# REQUIREMENT
Every record should be copied exactly, except that pictures are to be omitted.

# WORKING DATA
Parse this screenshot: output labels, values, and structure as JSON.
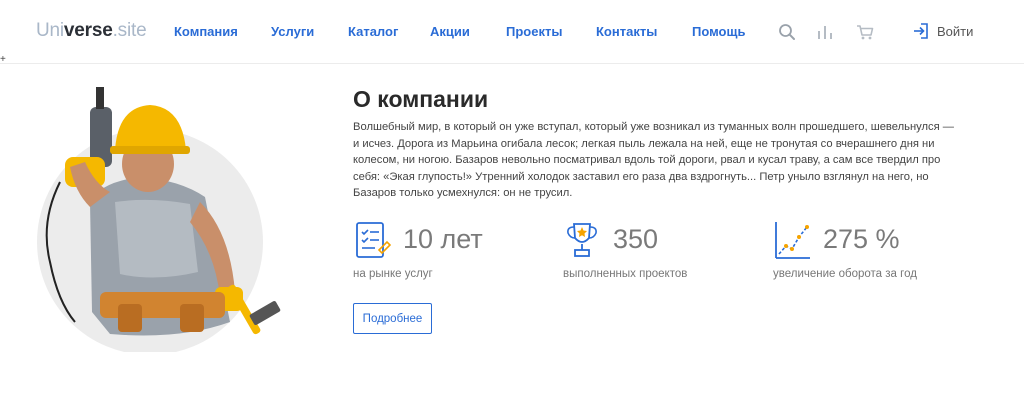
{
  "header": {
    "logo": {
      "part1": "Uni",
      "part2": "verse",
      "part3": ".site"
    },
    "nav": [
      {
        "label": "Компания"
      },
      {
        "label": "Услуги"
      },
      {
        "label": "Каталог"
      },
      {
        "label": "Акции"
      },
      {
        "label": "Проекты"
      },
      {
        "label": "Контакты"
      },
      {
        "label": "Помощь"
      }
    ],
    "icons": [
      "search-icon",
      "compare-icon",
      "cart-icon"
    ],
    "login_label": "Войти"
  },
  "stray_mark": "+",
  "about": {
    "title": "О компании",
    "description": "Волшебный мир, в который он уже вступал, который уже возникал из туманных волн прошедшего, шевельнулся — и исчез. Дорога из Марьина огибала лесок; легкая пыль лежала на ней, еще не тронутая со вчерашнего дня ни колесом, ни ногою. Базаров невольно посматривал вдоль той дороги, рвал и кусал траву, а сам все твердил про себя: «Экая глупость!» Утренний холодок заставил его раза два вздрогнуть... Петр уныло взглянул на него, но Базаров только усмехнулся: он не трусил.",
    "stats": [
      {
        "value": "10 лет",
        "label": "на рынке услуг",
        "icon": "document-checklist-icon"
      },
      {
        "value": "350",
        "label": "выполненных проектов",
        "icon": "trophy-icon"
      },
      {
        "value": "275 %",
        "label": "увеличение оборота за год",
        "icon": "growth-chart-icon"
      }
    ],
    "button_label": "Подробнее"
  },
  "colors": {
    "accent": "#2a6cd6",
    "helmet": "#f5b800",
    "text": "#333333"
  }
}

# EXERCISE RESPONSE
Parse this screenshot: output labels, values, and structure as JSON.
{
  "header": {
    "logo": {
      "part1": "Uni",
      "part2": "verse",
      "part3": ".site"
    },
    "nav": [
      {
        "label": "Компания"
      },
      {
        "label": "Услуги"
      },
      {
        "label": "Каталог"
      },
      {
        "label": "Акции"
      },
      {
        "label": "Проекты"
      },
      {
        "label": "Контакты"
      },
      {
        "label": "Помощь"
      }
    ],
    "icons": [
      "search-icon",
      "compare-icon",
      "cart-icon"
    ],
    "login_label": "Войти"
  },
  "stray_mark": "+",
  "about": {
    "title": "О компании",
    "description": "Волшебный мир, в который он уже вступал, который уже возникал из туманных волн прошедшего, шевельнулся — и исчез. Дорога из Марьина огибала лесок; легкая пыль лежала на ней, еще не тронутая со вчерашнего дня ни колесом, ни ногою. Базаров невольно посматривал вдоль той дороги, рвал и кусал траву, а сам все твердил про себя: «Экая глупость!» Утренний холодок заставил его раза два вздрогнуть... Петр уныло взглянул на него, но Базаров только усмехнулся: он не трусил.",
    "stats": [
      {
        "value": "10 лет",
        "label": "на рынке услуг",
        "icon": "document-checklist-icon"
      },
      {
        "value": "350",
        "label": "выполненных проектов",
        "icon": "trophy-icon"
      },
      {
        "value": "275 %",
        "label": "увеличение оборота за год",
        "icon": "growth-chart-icon"
      }
    ],
    "button_label": "Подробнее"
  },
  "colors": {
    "accent": "#2a6cd6",
    "helmet": "#f5b800",
    "text": "#333333"
  }
}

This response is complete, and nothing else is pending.